Element data from apps and pages
╭──
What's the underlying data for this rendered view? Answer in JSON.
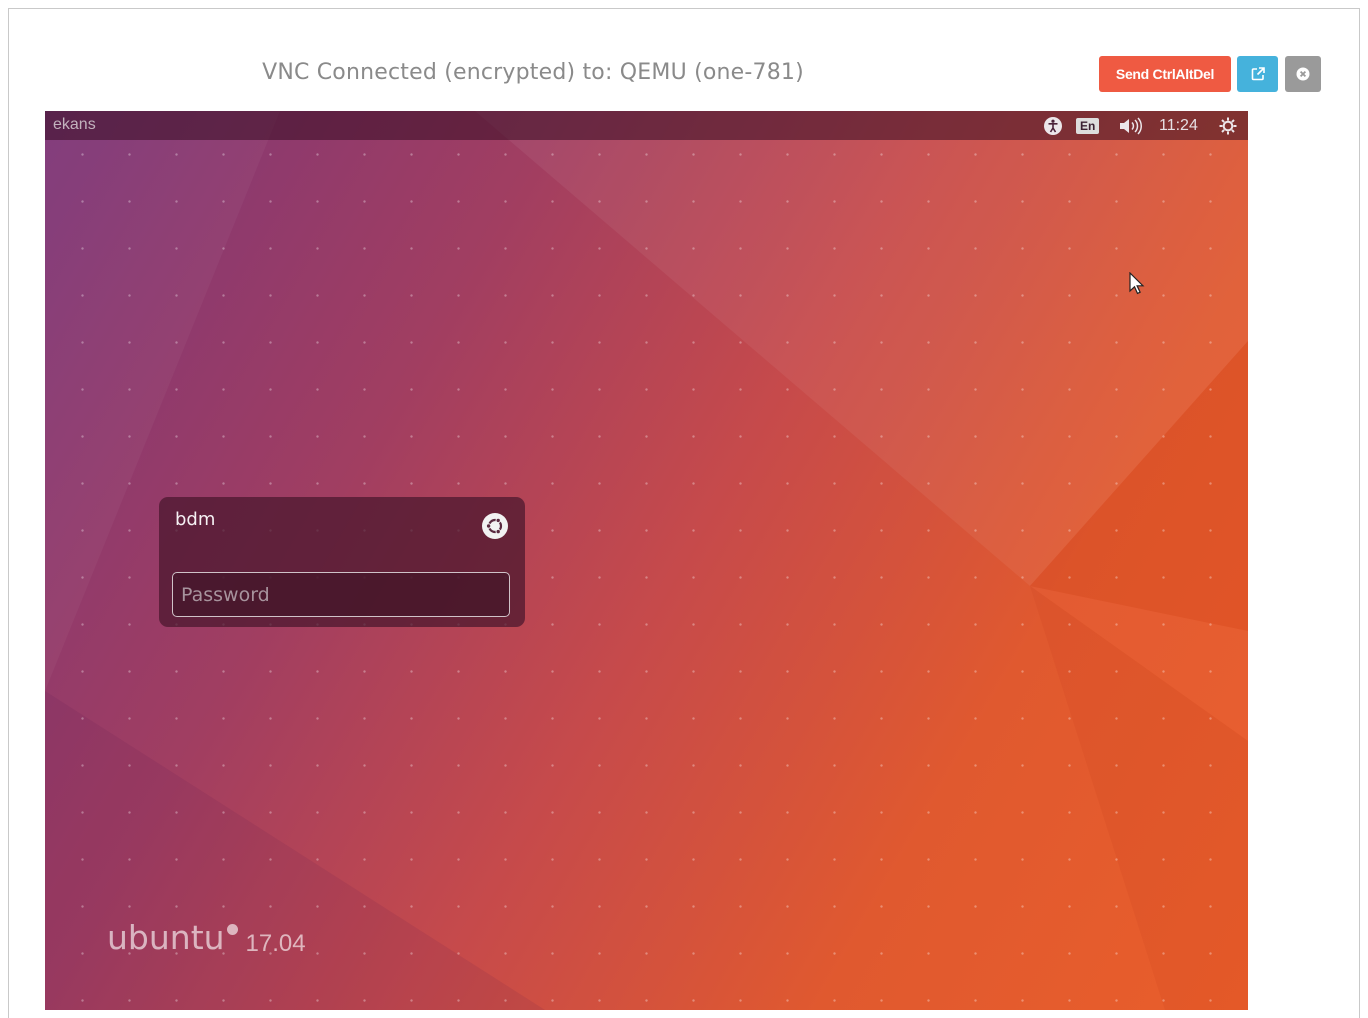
{
  "header": {
    "title": "VNC Connected (encrypted) to: QEMU (one-781)",
    "send_ctrl_alt_del_label": "Send CtrlAltDel",
    "popout_icon": "external-link-icon",
    "close_icon": "close-circle-icon"
  },
  "vm": {
    "topbar": {
      "hostname": "ekans",
      "language": "En",
      "time": "11:24",
      "icons": [
        "accessibility-icon",
        "volume-icon",
        "power-gear-icon"
      ]
    },
    "login": {
      "username": "bdm",
      "password_placeholder": "Password",
      "session_icon": "ubuntu-session-icon"
    },
    "branding": {
      "name": "ubuntu",
      "version": "17.04"
    }
  },
  "colors": {
    "send_button": "#ef5a42",
    "popout_button": "#45b2dc",
    "close_button": "#9a9a9a",
    "wallpaper_purple": "#7d3678",
    "wallpaper_orange": "#e95e2b"
  }
}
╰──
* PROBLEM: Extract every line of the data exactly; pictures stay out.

* WRITTEN SOLUTION:
What's the underlying data for this rendered view? Answer in JSON.
{
  "header": {
    "title": "VNC Connected (encrypted) to: QEMU (one-781)",
    "send_ctrl_alt_del_label": "Send CtrlAltDel",
    "popout_icon": "external-link-icon",
    "close_icon": "close-circle-icon"
  },
  "vm": {
    "topbar": {
      "hostname": "ekans",
      "language": "En",
      "time": "11:24",
      "icons": [
        "accessibility-icon",
        "volume-icon",
        "power-gear-icon"
      ]
    },
    "login": {
      "username": "bdm",
      "password_placeholder": "Password",
      "session_icon": "ubuntu-session-icon"
    },
    "branding": {
      "name": "ubuntu",
      "version": "17.04"
    }
  },
  "colors": {
    "send_button": "#ef5a42",
    "popout_button": "#45b2dc",
    "close_button": "#9a9a9a",
    "wallpaper_purple": "#7d3678",
    "wallpaper_orange": "#e95e2b"
  }
}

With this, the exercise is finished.